#### [Required action]
Copy the records below word for word, leaving out nothing.

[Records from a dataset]
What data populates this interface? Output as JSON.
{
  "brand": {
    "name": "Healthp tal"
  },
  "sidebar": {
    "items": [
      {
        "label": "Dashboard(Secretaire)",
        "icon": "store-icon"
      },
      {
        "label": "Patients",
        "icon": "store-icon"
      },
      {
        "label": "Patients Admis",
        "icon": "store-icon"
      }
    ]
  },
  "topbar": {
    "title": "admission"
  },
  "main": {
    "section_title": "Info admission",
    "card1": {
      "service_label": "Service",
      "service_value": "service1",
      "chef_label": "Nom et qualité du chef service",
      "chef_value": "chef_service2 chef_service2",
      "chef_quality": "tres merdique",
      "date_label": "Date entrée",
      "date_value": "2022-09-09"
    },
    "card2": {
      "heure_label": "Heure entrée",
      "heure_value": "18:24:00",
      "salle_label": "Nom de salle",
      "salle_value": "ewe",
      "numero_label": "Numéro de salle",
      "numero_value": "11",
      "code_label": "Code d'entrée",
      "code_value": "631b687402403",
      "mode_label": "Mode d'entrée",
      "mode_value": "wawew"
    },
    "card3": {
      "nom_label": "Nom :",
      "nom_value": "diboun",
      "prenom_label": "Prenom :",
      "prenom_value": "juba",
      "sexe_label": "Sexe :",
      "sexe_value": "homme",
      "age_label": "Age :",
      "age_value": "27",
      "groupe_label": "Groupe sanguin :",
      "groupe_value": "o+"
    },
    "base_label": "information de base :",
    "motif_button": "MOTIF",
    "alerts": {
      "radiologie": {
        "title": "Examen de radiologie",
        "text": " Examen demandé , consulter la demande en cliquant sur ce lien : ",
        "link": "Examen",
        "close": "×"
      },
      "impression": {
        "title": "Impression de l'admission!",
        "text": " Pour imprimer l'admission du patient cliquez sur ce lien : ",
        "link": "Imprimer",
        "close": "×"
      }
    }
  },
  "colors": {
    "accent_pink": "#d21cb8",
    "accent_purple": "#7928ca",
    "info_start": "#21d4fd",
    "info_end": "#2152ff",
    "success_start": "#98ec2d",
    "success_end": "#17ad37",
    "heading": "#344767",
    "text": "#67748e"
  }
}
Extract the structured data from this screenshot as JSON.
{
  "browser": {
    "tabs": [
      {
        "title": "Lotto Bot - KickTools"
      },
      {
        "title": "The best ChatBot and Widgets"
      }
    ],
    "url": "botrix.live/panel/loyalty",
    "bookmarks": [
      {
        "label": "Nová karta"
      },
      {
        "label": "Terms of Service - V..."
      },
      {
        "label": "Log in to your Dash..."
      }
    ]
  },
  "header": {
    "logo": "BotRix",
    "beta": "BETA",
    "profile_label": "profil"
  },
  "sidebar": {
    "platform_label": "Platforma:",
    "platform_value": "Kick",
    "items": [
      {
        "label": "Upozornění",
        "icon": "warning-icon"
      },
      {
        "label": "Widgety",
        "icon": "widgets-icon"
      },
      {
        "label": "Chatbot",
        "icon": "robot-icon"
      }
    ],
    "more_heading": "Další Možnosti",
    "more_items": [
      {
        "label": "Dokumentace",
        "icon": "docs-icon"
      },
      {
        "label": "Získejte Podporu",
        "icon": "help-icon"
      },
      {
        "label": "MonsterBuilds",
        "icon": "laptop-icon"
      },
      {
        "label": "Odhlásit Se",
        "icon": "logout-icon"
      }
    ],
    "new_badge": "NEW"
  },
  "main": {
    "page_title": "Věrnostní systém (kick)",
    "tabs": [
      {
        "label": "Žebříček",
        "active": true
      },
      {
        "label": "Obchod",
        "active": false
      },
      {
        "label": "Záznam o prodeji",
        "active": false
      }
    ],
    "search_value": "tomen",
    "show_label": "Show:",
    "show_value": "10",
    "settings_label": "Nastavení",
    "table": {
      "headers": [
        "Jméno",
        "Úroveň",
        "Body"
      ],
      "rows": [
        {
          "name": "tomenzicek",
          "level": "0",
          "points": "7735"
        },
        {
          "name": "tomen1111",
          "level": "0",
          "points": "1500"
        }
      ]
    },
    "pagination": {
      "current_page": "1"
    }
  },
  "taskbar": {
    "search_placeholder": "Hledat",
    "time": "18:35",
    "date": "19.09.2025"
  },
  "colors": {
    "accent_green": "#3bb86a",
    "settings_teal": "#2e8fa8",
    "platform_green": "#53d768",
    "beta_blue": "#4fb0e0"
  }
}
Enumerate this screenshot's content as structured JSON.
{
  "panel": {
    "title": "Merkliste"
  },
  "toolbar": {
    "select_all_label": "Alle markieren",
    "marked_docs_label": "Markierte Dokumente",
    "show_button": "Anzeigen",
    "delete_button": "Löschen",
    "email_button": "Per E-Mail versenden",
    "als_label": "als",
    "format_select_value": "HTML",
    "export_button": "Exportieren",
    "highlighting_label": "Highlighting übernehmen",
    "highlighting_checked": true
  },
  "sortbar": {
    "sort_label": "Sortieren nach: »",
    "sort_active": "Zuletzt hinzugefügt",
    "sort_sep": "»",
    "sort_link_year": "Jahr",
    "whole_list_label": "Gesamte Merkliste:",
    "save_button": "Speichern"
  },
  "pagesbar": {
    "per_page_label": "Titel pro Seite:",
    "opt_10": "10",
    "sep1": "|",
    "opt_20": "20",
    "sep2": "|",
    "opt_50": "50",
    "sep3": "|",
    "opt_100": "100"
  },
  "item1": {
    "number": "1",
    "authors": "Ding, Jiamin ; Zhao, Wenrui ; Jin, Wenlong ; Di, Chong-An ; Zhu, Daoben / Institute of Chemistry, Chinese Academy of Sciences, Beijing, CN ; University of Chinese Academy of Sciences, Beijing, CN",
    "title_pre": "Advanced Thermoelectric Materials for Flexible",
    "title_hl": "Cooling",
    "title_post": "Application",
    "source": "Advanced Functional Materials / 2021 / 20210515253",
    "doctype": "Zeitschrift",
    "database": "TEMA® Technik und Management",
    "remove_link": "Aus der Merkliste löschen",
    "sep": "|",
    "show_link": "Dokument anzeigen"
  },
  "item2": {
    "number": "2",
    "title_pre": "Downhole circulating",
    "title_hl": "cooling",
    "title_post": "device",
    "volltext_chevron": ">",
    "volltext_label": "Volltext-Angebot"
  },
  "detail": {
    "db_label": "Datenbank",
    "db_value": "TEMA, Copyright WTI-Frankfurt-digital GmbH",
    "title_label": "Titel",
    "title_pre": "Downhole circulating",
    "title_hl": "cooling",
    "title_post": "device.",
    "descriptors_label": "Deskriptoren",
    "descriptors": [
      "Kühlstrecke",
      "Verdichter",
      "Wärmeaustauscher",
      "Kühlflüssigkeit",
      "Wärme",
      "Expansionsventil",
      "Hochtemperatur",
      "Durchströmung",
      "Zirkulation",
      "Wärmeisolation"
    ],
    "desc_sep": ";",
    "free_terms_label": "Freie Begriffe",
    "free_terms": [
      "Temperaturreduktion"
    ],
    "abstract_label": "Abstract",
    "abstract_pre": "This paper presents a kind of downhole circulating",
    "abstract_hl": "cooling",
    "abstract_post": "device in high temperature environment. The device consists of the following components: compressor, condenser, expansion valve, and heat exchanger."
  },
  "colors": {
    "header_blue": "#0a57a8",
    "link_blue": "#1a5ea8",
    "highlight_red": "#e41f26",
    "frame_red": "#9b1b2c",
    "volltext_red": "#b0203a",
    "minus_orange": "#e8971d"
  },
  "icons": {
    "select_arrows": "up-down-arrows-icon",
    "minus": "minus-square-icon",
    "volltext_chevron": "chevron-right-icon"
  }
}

#### [Answer to this task]
What data populates this interface? Output as JSON.
{
  "brand": {
    "name": "Healthp tal"
  },
  "sidebar": {
    "items": [
      {
        "label": "Dashboard(Secretaire)",
        "icon": "store-icon"
      },
      {
        "label": "Patients",
        "icon": "store-icon"
      },
      {
        "label": "Patients Admis",
        "icon": "store-icon"
      }
    ]
  },
  "topbar": {
    "title": "admission"
  },
  "main": {
    "section_title": "Info admission",
    "card1": {
      "service_label": "Service",
      "service_value": "service1",
      "chef_label": "Nom et qualité du chef service",
      "chef_value": "chef_service2 chef_service2",
      "chef_quality": "tres merdique",
      "date_label": "Date entrée",
      "date_value": "2022-09-09"
    },
    "card2": {
      "heure_label": "Heure entrée",
      "heure_value": "18:24:00",
      "salle_label": "Nom de salle",
      "salle_value": "ewe",
      "numero_label": "Numéro de salle",
      "numero_value": "11",
      "code_label": "Code d'entrée",
      "code_value": "631b687402403",
      "mode_label": "Mode d'entrée",
      "mode_value": "wawew"
    },
    "card3": {
      "nom_label": "Nom :",
      "nom_value": "diboun",
      "prenom_label": "Prenom :",
      "prenom_value": "juba",
      "sexe_label": "Sexe :",
      "sexe_value": "homme",
      "age_label": "Age :",
      "age_value": "27",
      "groupe_label": "Groupe sanguin :",
      "groupe_value": "o+"
    },
    "base_label": "information de base :",
    "motif_button": "MOTIF",
    "alerts": {
      "radiologie": {
        "title": "Examen de radiologie",
        "text": " Examen demandé , consulter la demande en cliquant sur ce lien : ",
        "link": "Examen",
        "close": "×"
      },
      "impression": {
        "title": "Impression de l'admission!",
        "text": " Pour imprimer l'admission du patient cliquez sur ce lien : ",
        "link": "Imprimer",
        "close": "×"
      }
    }
  },
  "colors": {
    "accent_pink": "#d21cb8",
    "accent_purple": "#7928ca",
    "info_start": "#21d4fd",
    "info_end": "#2152ff",
    "success_start": "#98ec2d",
    "success_end": "#17ad37",
    "heading": "#344767",
    "text": "#67748e"
  }
}
Extract the structured data from this screenshot as JSON.
{
  "browser": {
    "tabs": [
      {
        "title": "Lotto Bot - KickTools"
      },
      {
        "title": "The best ChatBot and Widgets"
      }
    ],
    "url": "botrix.live/panel/loyalty",
    "bookmarks": [
      {
        "label": "Nová karta"
      },
      {
        "label": "Terms of Service - V..."
      },
      {
        "label": "Log in to your Dash..."
      }
    ]
  },
  "header": {
    "logo": "BotRix",
    "beta": "BETA",
    "profile_label": "profil"
  },
  "sidebar": {
    "platform_label": "Platforma:",
    "platform_value": "Kick",
    "items": [
      {
        "label": "Upozornění",
        "icon": "warning-icon"
      },
      {
        "label": "Widgety",
        "icon": "widgets-icon"
      },
      {
        "label": "Chatbot",
        "icon": "robot-icon"
      }
    ],
    "more_heading": "Další Možnosti",
    "more_items": [
      {
        "label": "Dokumentace",
        "icon": "docs-icon"
      },
      {
        "label": "Získejte Podporu",
        "icon": "help-icon"
      },
      {
        "label": "MonsterBuilds",
        "icon": "laptop-icon"
      },
      {
        "label": "Odhlásit Se",
        "icon": "logout-icon"
      }
    ],
    "new_badge": "NEW"
  },
  "main": {
    "page_title": "Věrnostní systém (kick)",
    "tabs": [
      {
        "label": "Žebříček",
        "active": true
      },
      {
        "label": "Obchod",
        "active": false
      },
      {
        "label": "Záznam o prodeji",
        "active": false
      }
    ],
    "search_value": "tomen",
    "show_label": "Show:",
    "show_value": "10",
    "settings_label": "Nastavení",
    "table": {
      "headers": [
        "Jméno",
        "Úroveň",
        "Body"
      ],
      "rows": [
        {
          "name": "tomenzicek",
          "level": "0",
          "points": "7735"
        },
        {
          "name": "tomen1111",
          "level": "0",
          "points": "1500"
        }
      ]
    },
    "pagination": {
      "current_page": "1"
    }
  },
  "taskbar": {
    "search_placeholder": "Hledat",
    "time": "18:35",
    "date": "19.09.2025"
  },
  "colors": {
    "accent_green": "#3bb86a",
    "settings_teal": "#2e8fa8",
    "platform_green": "#53d768",
    "beta_blue": "#4fb0e0"
  }
}
Enumerate this screenshot's content as structured JSON.
{
  "panel": {
    "title": "Merkliste"
  },
  "toolbar": {
    "select_all_label": "Alle markieren",
    "marked_docs_label": "Markierte Dokumente",
    "show_button": "Anzeigen",
    "delete_button": "Löschen",
    "email_button": "Per E-Mail versenden",
    "als_label": "als",
    "format_select_value": "HTML",
    "export_button": "Exportieren",
    "highlighting_label": "Highlighting übernehmen",
    "highlighting_checked": true
  },
  "sortbar": {
    "sort_label": "Sortieren nach: »",
    "sort_active": "Zuletzt hinzugefügt",
    "sort_sep": "»",
    "sort_link_year": "Jahr",
    "whole_list_label": "Gesamte Merkliste:",
    "save_button": "Speichern"
  },
  "pagesbar": {
    "per_page_label": "Titel pro Seite:",
    "opt_10": "10",
    "sep1": "|",
    "opt_20": "20",
    "sep2": "|",
    "opt_50": "50",
    "sep3": "|",
    "opt_100": "100"
  },
  "item1": {
    "number": "1",
    "authors": "Ding, Jiamin ; Zhao, Wenrui ; Jin, Wenlong ; Di, Chong-An ; Zhu, Daoben / Institute of Chemistry, Chinese Academy of Sciences, Beijing, CN ; University of Chinese Academy of Sciences, Beijing, CN",
    "title_pre": "Advanced Thermoelectric Materials for Flexible",
    "title_hl": "Cooling",
    "title_post": "Application",
    "source": "Advanced Functional Materials / 2021 / 20210515253",
    "doctype": "Zeitschrift",
    "database": "TEMA® Technik und Management",
    "remove_link": "Aus der Merkliste löschen",
    "sep": "|",
    "show_link": "Dokument anzeigen"
  },
  "item2": {
    "number": "2",
    "title_pre": "Downhole circulating",
    "title_hl": "cooling",
    "title_post": "device",
    "volltext_chevron": ">",
    "volltext_label": "Volltext-Angebot"
  },
  "detail": {
    "db_label": "Datenbank",
    "db_value": "TEMA, Copyright WTI-Frankfurt-digital GmbH",
    "title_label": "Titel",
    "title_pre": "Downhole circulating",
    "title_hl": "cooling",
    "title_post": "device.",
    "descriptors_label": "Deskriptoren",
    "descriptors": [
      "Kühlstrecke",
      "Verdichter",
      "Wärmeaustauscher",
      "Kühlflüssigkeit",
      "Wärme",
      "Expansionsventil",
      "Hochtemperatur",
      "Durchströmung",
      "Zirkulation",
      "Wärmeisolation"
    ],
    "desc_sep": ";",
    "free_terms_label": "Freie Begriffe",
    "free_terms": [
      "Temperaturreduktion"
    ],
    "abstract_label": "Abstract",
    "abstract_pre": "This paper presents a kind of downhole circulating",
    "abstract_hl": "cooling",
    "abstract_post": "device in high temperature environment. The device consists of the following components: compressor, condenser, expansion valve, and heat exchanger."
  },
  "colors": {
    "header_blue": "#0a57a8",
    "link_blue": "#1a5ea8",
    "highlight_red": "#e41f26",
    "frame_red": "#9b1b2c",
    "volltext_red": "#b0203a",
    "minus_orange": "#e8971d"
  },
  "icons": {
    "select_arrows": "up-down-arrows-icon",
    "minus": "minus-square-icon",
    "volltext_chevron": "chevron-right-icon"
  }
}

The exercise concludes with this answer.